[WORK ORDER] How many of the lines in the material underneath include the string "Wireless"? State the number only.

[STORED DATA]
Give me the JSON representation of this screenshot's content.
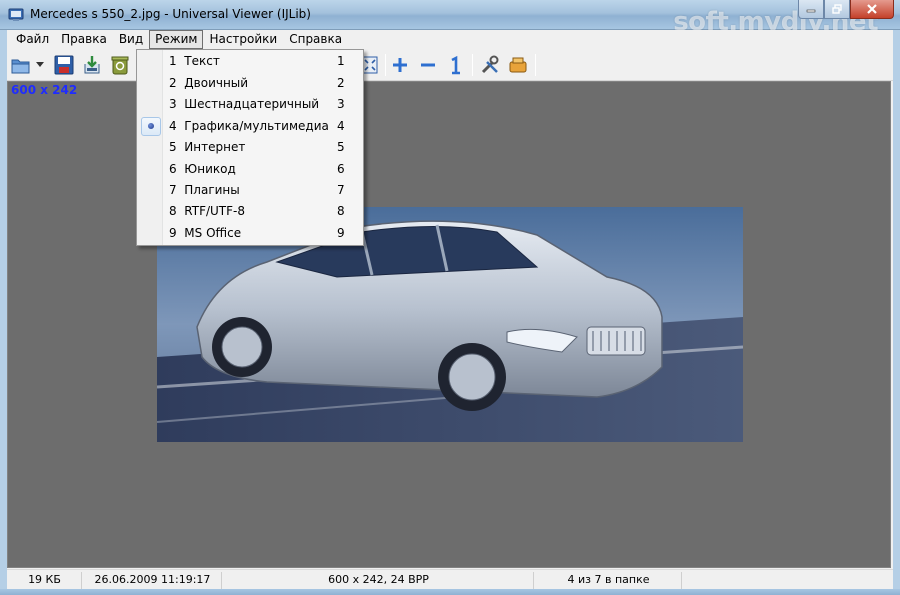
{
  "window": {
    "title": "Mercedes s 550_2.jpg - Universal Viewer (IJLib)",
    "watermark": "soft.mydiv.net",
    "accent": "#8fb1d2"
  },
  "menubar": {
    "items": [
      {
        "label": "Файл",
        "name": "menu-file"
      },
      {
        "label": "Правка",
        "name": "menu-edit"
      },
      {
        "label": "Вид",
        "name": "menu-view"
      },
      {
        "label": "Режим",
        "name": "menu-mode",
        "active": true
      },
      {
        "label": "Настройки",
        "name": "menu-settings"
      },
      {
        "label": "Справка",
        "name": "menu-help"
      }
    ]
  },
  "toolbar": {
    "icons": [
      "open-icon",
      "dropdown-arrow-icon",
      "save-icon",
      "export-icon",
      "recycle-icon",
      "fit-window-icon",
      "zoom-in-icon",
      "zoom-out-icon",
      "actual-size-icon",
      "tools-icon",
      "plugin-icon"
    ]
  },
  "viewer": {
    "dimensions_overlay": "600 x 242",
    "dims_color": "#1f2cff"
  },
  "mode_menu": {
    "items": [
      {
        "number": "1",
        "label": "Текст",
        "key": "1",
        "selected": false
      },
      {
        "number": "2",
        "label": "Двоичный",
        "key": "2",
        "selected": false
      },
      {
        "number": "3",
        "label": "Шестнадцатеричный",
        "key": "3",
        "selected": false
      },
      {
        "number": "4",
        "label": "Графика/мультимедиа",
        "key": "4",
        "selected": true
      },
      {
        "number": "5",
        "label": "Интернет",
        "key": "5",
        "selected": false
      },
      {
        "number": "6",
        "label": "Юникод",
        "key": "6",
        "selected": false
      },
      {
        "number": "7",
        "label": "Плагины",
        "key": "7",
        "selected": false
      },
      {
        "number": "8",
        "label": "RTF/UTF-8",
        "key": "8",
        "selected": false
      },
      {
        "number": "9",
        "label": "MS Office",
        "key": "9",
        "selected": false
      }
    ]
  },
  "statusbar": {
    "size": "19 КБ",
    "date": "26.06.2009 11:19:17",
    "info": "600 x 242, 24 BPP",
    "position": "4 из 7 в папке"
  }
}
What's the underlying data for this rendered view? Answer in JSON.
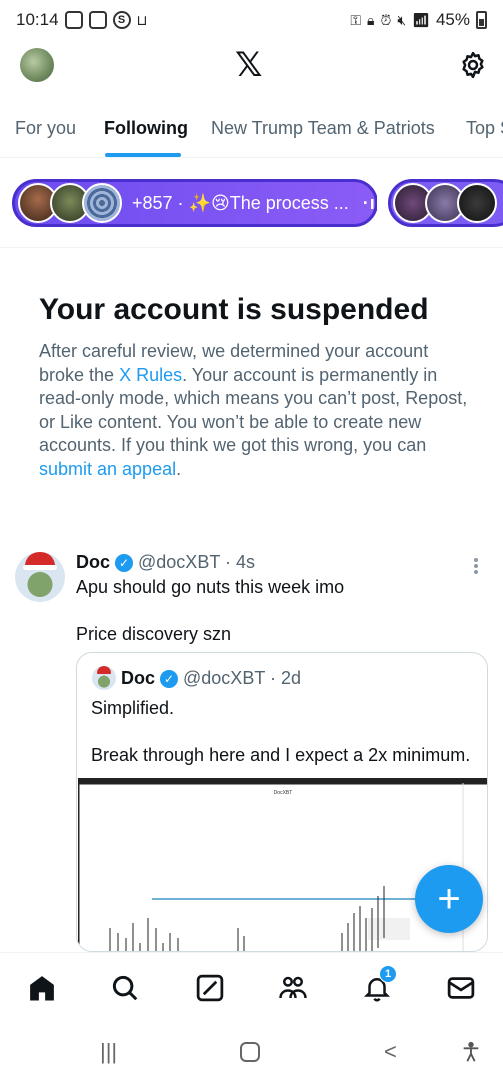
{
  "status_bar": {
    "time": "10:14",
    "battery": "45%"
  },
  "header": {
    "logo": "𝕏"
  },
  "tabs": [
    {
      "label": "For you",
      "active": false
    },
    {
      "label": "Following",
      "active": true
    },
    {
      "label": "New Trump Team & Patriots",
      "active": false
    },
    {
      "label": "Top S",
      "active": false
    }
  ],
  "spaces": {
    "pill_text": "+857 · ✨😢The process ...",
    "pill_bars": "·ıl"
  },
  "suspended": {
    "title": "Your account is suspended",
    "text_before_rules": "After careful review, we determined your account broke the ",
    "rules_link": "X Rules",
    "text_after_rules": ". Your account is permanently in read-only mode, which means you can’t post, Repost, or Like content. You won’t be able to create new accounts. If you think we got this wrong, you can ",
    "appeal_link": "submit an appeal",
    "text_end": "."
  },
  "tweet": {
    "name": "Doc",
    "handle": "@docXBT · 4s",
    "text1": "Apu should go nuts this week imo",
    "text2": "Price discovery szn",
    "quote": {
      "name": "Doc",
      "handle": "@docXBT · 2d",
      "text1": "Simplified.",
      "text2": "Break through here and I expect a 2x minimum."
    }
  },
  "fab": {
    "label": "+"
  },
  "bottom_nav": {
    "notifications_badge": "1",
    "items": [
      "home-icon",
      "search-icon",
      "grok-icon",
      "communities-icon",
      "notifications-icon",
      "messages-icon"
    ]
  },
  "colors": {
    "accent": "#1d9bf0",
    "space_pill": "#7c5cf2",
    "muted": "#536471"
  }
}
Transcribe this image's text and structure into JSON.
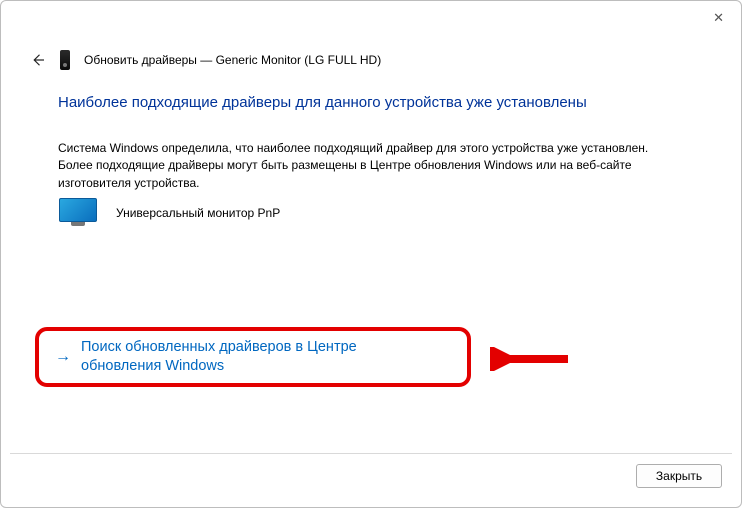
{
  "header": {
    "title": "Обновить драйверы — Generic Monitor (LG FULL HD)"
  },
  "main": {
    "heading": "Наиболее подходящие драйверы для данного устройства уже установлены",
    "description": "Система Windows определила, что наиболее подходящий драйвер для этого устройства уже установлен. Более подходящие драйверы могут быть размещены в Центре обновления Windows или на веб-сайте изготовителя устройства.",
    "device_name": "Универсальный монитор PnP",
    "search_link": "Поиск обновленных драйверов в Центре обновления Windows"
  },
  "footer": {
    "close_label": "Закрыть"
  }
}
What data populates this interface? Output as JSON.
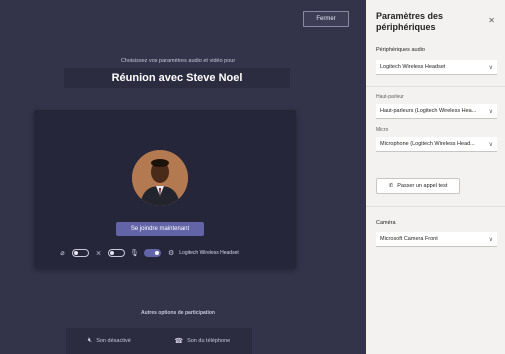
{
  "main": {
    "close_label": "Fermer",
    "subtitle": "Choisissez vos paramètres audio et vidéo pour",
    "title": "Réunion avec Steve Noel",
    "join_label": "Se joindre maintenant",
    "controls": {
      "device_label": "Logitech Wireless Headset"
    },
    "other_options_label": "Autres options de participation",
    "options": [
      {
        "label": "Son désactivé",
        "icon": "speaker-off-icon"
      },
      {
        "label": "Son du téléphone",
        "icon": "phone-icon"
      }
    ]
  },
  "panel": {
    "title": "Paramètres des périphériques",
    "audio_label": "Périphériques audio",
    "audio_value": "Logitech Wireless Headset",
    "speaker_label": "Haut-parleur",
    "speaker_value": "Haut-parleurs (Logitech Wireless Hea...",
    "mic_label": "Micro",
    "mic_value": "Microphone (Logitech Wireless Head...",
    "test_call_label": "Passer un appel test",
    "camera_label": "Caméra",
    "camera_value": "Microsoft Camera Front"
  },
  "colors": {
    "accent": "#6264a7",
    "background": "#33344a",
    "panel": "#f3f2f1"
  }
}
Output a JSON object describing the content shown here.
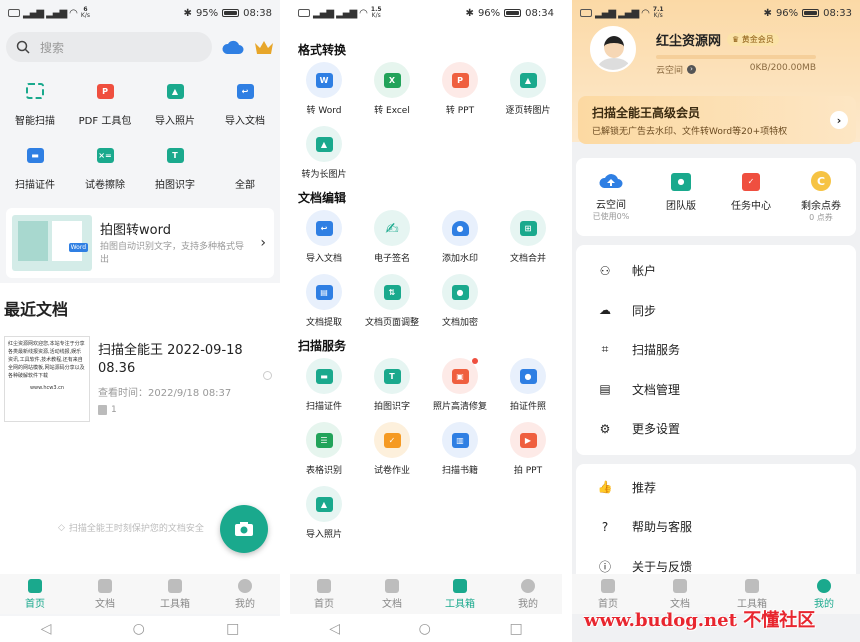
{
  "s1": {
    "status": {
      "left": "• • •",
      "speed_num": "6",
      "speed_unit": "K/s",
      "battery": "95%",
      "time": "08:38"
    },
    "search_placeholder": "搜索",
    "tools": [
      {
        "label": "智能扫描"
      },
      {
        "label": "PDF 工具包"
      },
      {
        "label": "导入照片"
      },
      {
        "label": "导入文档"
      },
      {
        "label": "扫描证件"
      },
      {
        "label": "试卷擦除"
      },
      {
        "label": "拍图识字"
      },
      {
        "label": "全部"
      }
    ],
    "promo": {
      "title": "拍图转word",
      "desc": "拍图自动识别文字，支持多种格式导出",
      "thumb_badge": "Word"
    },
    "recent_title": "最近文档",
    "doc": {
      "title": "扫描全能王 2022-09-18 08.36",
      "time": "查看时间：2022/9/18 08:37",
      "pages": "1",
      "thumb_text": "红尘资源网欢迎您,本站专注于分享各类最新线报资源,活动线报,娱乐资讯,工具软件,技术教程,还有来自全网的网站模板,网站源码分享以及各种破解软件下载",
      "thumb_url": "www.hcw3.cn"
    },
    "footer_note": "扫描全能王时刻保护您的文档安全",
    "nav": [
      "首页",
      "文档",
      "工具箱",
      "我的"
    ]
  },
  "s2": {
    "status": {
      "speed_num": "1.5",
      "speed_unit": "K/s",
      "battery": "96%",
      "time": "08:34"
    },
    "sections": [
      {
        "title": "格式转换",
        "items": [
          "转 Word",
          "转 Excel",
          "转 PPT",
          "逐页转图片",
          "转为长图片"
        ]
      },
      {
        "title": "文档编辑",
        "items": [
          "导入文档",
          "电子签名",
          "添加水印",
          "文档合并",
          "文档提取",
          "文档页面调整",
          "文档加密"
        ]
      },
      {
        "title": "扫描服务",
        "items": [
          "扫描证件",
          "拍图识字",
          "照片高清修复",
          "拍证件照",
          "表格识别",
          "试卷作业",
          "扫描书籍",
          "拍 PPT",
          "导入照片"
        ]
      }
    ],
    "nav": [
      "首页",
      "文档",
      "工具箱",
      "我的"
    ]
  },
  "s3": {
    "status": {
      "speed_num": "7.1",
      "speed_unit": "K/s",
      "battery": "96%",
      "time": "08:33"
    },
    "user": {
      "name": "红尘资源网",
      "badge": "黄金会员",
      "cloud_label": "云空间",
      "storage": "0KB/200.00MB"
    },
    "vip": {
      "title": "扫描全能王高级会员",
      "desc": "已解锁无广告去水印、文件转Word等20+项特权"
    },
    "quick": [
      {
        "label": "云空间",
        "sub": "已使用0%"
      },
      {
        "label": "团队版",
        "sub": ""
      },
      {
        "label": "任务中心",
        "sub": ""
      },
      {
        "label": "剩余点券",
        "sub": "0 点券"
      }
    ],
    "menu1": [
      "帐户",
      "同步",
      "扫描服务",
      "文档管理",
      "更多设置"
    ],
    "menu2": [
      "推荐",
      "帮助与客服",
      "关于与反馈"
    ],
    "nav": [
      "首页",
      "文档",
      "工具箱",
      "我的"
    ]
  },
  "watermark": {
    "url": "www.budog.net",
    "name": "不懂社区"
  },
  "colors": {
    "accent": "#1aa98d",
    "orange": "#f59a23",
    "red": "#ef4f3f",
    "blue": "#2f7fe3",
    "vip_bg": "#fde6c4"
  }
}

[TASK RESPONSE] 4